The SS Deutschland
Career (Germany)
Name: SS Deutschland
Owner: Hamburg-Amerika Line
Port of registry: Germany
Route: Hamburg to New York
Ordered: 1921
Builder: Blohm & Voss, Kommandit Ges auf Aktien, Hamburg, Germany
Launched: 28 April 1923
Maiden voyage: 27 March 1924
Homeport: Hamburg, Germany
Fate: Transferred to the Kriegsmarine in 1940.
Notes: Paintwork :
black hull
red boot-topping
upper works white
funnels buff with red, white and black tops
Career (Nazi Germany)
Name: SS Deutschland
Acquired: 1940
Fate: Capsized and sank on 3 May 1945 as a result of a British air attack.
General characteristics
Class & type: Ocean liner
Type: Steamship
Tonnage: 21,046 gross tons
Length: 196.6 m overall
Beam: 22 m
Depth: 12.8 m
Decks: 4
Installed power: 8 steam turbines
Propulsion: Twin screw
Speed: 20 knots
Complement: 976 passengers
Crew: 422 officers and crew

SS Deutschland [note 1] was a 21,046 gross registered ton (GRT) German HAPAG ocean liner which was sunk in a British air attack in 1945, with great loss of life.

One of a group of four ships that included the SS Albert Ballin, SS Hamburg, and SS New York, the Deutschland was launched on 28 April 1923. She began her maiden voyage on 27 March 1924, to Southampton and then on to New York City.
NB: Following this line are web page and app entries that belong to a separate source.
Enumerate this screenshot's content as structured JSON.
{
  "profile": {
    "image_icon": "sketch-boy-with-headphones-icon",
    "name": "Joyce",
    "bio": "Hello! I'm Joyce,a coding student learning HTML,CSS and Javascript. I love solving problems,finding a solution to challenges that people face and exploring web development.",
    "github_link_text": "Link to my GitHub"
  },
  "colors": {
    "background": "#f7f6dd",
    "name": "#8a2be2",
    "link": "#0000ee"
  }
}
The ship had tremendous problems with vibration, becoming known as the "Cocktail Shaker"; she was re-engined in 1929, with service speed reduced to 19 knots.

In 1940, she became an accommodation ship for the German navy at Gotenhafen. In 1945, on seven Baltic voyages, she carried 70,000 soldiers and refugees from the German eastern territories to the west.

Sinking[edit]

In April 1945, she possibly began conversion to a hospital ship. The story goes that an attempt was made to paint the vessel white, but there was only sufficient paint available to paint her funnels white, and to paint a Red Cross on one side of one of her funnels.[citation needed] On 3 May 1945, she capsized and sank in the Bay of Lübeck off Neustadt after a British air attack. The same British air attack sank SS Cap Arcona and Thielbek.

In 1949, her wreck was raised and scrapped.

See also[edit]

Footnotes[edit]

  1. ^ Sometimes called Deutschland IV to distinguish from others of the name

References[edit]

  • Roy Nesbit - Cap Arcona: atrocity or accident? - Aeroplane Monthly, June 1984.
  • Williams, David, Wartime Disasters at Sea, Patrick Stephens Ltd., Nr Yeovil, Somerset, UK, 1997, pp. 236–37.